### DATASET EXCERPTS

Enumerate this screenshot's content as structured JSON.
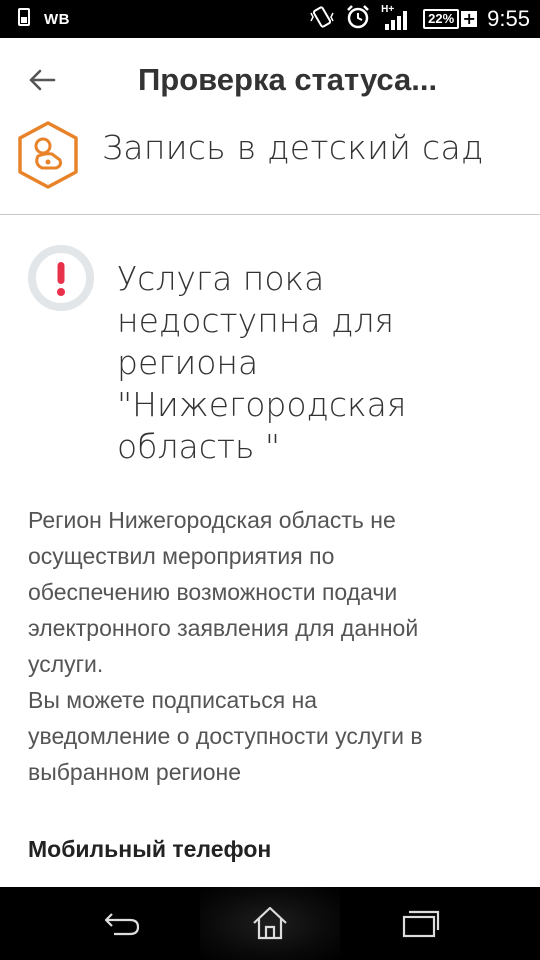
{
  "status_bar": {
    "carrier": "WB",
    "network_type": "H+",
    "battery_level": "22%",
    "battery_charging_symbol": "+",
    "time": "9:55",
    "icons": [
      "sim-icon",
      "vibrate-icon",
      "alarm-icon",
      "signal-icon",
      "battery-icon"
    ]
  },
  "app_bar": {
    "title": "Проверка статуса..."
  },
  "service": {
    "name": "Запись в детский сад",
    "icon": "pacifier-icon",
    "icon_color": "#E8832A"
  },
  "alert": {
    "title_lines": [
      "Услуга пока",
      "недоступна для",
      "региона",
      "\"Нижегородская",
      "область \""
    ],
    "icon": "exclamation-icon",
    "icon_color": "#E8314B"
  },
  "description": {
    "lines": [
      "Регион Нижегородская область не",
      "осуществил мероприятия по",
      "обеспечению возможности подачи",
      "электронного заявления для данной",
      "услуги.",
      "Вы можете подписаться на",
      "уведомление о доступности услуги в",
      "выбранном регионе"
    ]
  },
  "form": {
    "phone_label": "Мобильный телефон"
  },
  "nav_bar": {
    "icons": [
      "back-nav-icon",
      "home-icon",
      "recent-apps-icon"
    ]
  }
}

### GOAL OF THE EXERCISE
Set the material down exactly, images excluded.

### OUTPUT OF THE EXERCISE
Enumerate this screenshot's content as structured JSON.
{
  "status_bar": {
    "carrier": "WB",
    "network_type": "H+",
    "battery_level": "22%",
    "battery_charging_symbol": "+",
    "time": "9:55",
    "icons": [
      "sim-icon",
      "vibrate-icon",
      "alarm-icon",
      "signal-icon",
      "battery-icon"
    ]
  },
  "app_bar": {
    "title": "Проверка статуса..."
  },
  "service": {
    "name": "Запись в детский сад",
    "icon": "pacifier-icon",
    "icon_color": "#E8832A"
  },
  "alert": {
    "title_lines": [
      "Услуга пока",
      "недоступна для",
      "региона",
      "\"Нижегородская",
      "область \""
    ],
    "icon": "exclamation-icon",
    "icon_color": "#E8314B"
  },
  "description": {
    "lines": [
      "Регион Нижегородская область не",
      "осуществил мероприятия по",
      "обеспечению возможности подачи",
      "электронного заявления для данной",
      "услуги.",
      "Вы можете подписаться на",
      "уведомление о доступности услуги в",
      "выбранном регионе"
    ]
  },
  "form": {
    "phone_label": "Мобильный телефон"
  },
  "nav_bar": {
    "icons": [
      "back-nav-icon",
      "home-icon",
      "recent-apps-icon"
    ]
  }
}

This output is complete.